EXERCISE DIRECTIONS: Select and reproduce each line of the listing below that bears the string "name".

EXTRACTED RECORDS:
▬▬▬

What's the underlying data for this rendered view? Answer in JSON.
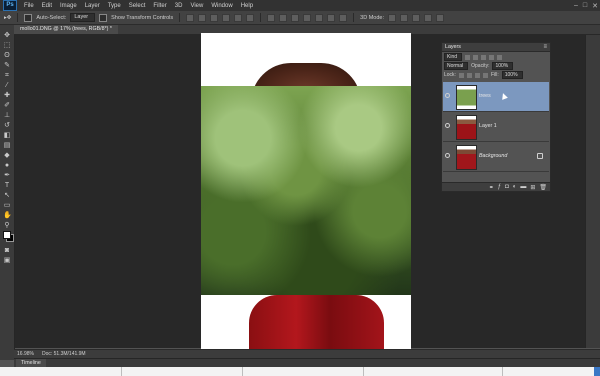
{
  "app": {
    "logo": "Ps"
  },
  "menu": [
    "File",
    "Edit",
    "Image",
    "Layer",
    "Type",
    "Select",
    "Filter",
    "3D",
    "View",
    "Window",
    "Help"
  ],
  "window_controls": {
    "minimize": "–",
    "maximize": "□",
    "close": "✕"
  },
  "options_bar": {
    "auto_select_label": "Auto-Select:",
    "auto_select_value": "Layer",
    "show_transform_label": "Show Transform Controls",
    "mode_3d_label": "3D Mode:"
  },
  "document": {
    "tab_title": "mollo01.DNG @ 17% (trees, RGB/8*) *"
  },
  "status": {
    "zoom": "16.98%",
    "doc_size": "Doc: 51.3M/141.9M"
  },
  "timeline": {
    "tab_label": "Timeline"
  },
  "layers_panel": {
    "title": "Layers",
    "menu_icon": "≡",
    "kind_filter": "Kind",
    "blend_mode": "Normal",
    "opacity_label": "Opacity:",
    "opacity_value": "100%",
    "lock_label": "Lock:",
    "fill_label": "Fill:",
    "fill_value": "100%",
    "layers": [
      {
        "name": "trees",
        "selected": true
      },
      {
        "name": "Layer 1",
        "selected": false
      },
      {
        "name": "Background",
        "selected": false,
        "locked": true
      }
    ],
    "footer_icons": [
      "link-icon",
      "fx-icon",
      "mask-icon",
      "adjustment-icon",
      "group-icon",
      "new-layer-icon",
      "trash-icon"
    ]
  },
  "colors": {
    "accent": "#7c98bf",
    "workspace": "#282828",
    "panel": "#535353"
  }
}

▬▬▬

RESPONSE:
        "name": "trees",
        "name": "Layer 1",
        "name": "Background",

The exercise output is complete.